I’ve decided that since my focus is on historical Canadian cook books and Canadian recipes that I will type the recipe in the format that they are written. Sometimes it’s like a science experiment trying to decode them, but the recipes were written based on an assumed basic knowledge of cooking. I’m putting it out there, that in this era of the “foodie” and oh how I hate that word, that there is at least a basic level of knowledge of food and cooking. It doesn’t have to be perfect, it will never be perfect, but do it anyway.

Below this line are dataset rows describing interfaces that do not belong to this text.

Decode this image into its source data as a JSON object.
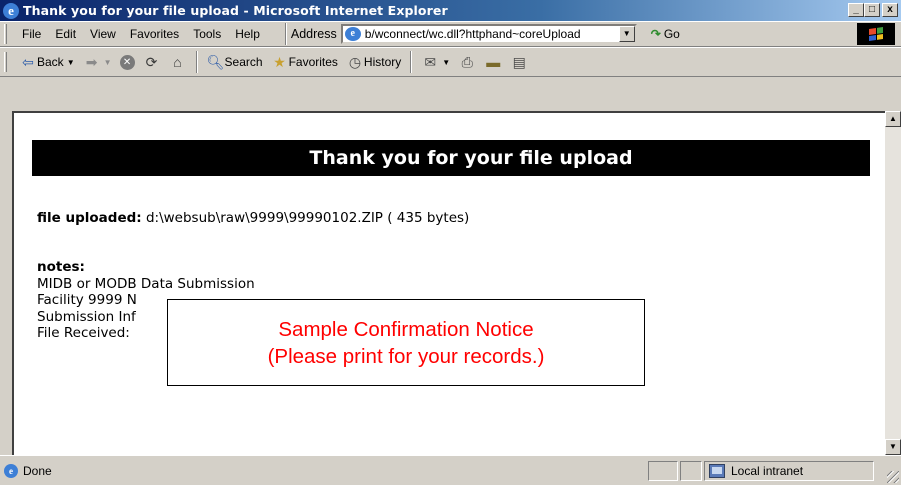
{
  "window": {
    "title": "Thank you for your file upload - Microsoft Internet Explorer",
    "buttons": [
      "_",
      "□",
      "x"
    ]
  },
  "menu": {
    "items": [
      "File",
      "Edit",
      "View",
      "Favorites",
      "Tools",
      "Help"
    ],
    "address_label": "Address",
    "address_value": "b/wconnect/wc.dll?httphand~coreUpload",
    "go_label": "Go"
  },
  "toolbar": {
    "back_label": "Back",
    "search_label": "Search",
    "favorites_label": "Favorites",
    "history_label": "History"
  },
  "page": {
    "banner": "Thank you for your file upload",
    "file_uploaded_label": "file uploaded:",
    "file_uploaded_value": "d:\\websub\\raw\\9999\\99990102.ZIP ( 435 bytes)",
    "notes_label": "notes:",
    "notes_lines": [
      "MIDB or MODB Data Submission",
      "Facility 9999 N",
      "Submission Inf",
      "File Received:"
    ]
  },
  "callout": {
    "line1": "Sample Confirmation Notice",
    "line2": "(Please print for your records.)",
    "color": "#ff0000"
  },
  "status": {
    "text": "Done",
    "zone": "Local intranet"
  },
  "colors": {
    "titlebar_start": "#0a246a",
    "titlebar_end": "#a6caf0",
    "chrome": "#d4d0c8",
    "banner_bg": "#000000"
  }
}
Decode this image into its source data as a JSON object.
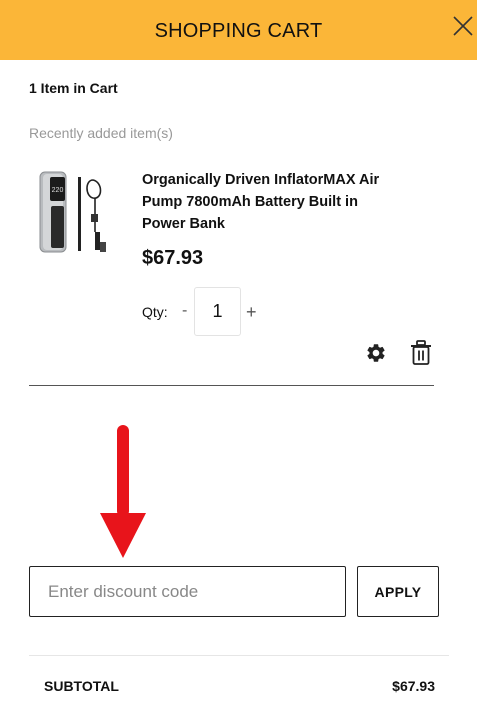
{
  "header": {
    "title": "SHOPPING CART"
  },
  "cart": {
    "count_text": "1 Item in Cart",
    "recent_label": "Recently added item(s)"
  },
  "item": {
    "name": "Organically Driven InflatorMAX Air Pump 7800mAh Battery Built in Power Bank",
    "price": "$67.93",
    "qty_label": "Qty:",
    "qty_minus": "-",
    "qty_value": "1",
    "qty_plus": "+",
    "thumb_display": "220"
  },
  "discount": {
    "placeholder": "Enter discount code",
    "apply_label": "APPLY"
  },
  "summary": {
    "subtotal_label": "SUBTOTAL",
    "subtotal_value": "$67.93"
  },
  "colors": {
    "header_bg": "#fbb638",
    "annotation_arrow": "#e8141b"
  },
  "icons": {
    "close": "close-icon",
    "settings": "gear-icon",
    "delete": "trash-icon",
    "annotation": "down-arrow-annotation"
  }
}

I used to think that buckwheat was a grain, like wheat or rye. But it’s not, it’s a fruit seed that is related to rhubarb and sorrel, we don’t normally associate either of those as “seeds” however, it’s true. But what’s more important is that buckwheat is a super healthy food; high in magnesium, manganese, phosphorus, copper, and fiber. You can eat it whole, “groats” or ground into a gluten-free flour, and then turn that into buckwheat griddle cakes. Which is how I like to get my buckwheat intake. I’m not sure if the butter and syrup that I put on top cancels out the health benefits, but life is short, eat the pancakes, eat the syrup.

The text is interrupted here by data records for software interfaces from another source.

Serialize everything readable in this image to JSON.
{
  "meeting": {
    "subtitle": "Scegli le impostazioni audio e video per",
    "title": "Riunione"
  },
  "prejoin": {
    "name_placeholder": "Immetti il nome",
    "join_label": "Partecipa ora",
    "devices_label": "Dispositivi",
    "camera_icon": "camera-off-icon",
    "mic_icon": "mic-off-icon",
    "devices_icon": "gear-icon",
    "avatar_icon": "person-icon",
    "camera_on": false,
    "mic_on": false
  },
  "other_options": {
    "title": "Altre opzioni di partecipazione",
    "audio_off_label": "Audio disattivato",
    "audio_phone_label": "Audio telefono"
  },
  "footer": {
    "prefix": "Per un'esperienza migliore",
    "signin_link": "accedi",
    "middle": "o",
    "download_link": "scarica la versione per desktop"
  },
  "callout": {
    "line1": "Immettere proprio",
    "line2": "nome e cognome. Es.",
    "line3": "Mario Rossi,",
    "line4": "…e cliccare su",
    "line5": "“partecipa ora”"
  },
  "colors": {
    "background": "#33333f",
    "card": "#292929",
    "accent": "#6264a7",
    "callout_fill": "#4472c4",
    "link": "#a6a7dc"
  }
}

This recipe is from the 1924 ed. of the Blue Ribbon Cook Book “For Everyday Use in Canadian Homes” (Written as originally written in the cookbook)
Quick Buckwheat Cakes-To 2 cups of buckwheat flour and 1/2 cup of white flour, add 5 teaspoons Blue Ribbon baking powder, 1/2 teaspoon salt, and 1 tablespoon of brown sugar, or molasses.
When ready to bake (or cook/fry), add 2 cups water, or enough to make a batter.
Cornmeal or Graham flour may be added if desired.
I added 1 teaspoon of cinnamon, and used 1 cup water and 1 cup milk. But, if you notice, the recipe as originally written is dairy free, which means it’s vegan, and also, notice no eggs, which confused me a bit, but they’re not needed. And of course. since this is a cook book pub. by Blue Ribbon, they want you to use their products, but it’s almost 100 years later, and Blue Ribbon no longer exists, just use what you have in the cupboard.
This recipe made approx. 18 to 20 pancakes, and what we don’t eat, we freeze for instant toaster pancakes, perfect for late nigh snacks.
My pancakes have yet to be and will probably never be swoon worthy, but they are so good in my belly…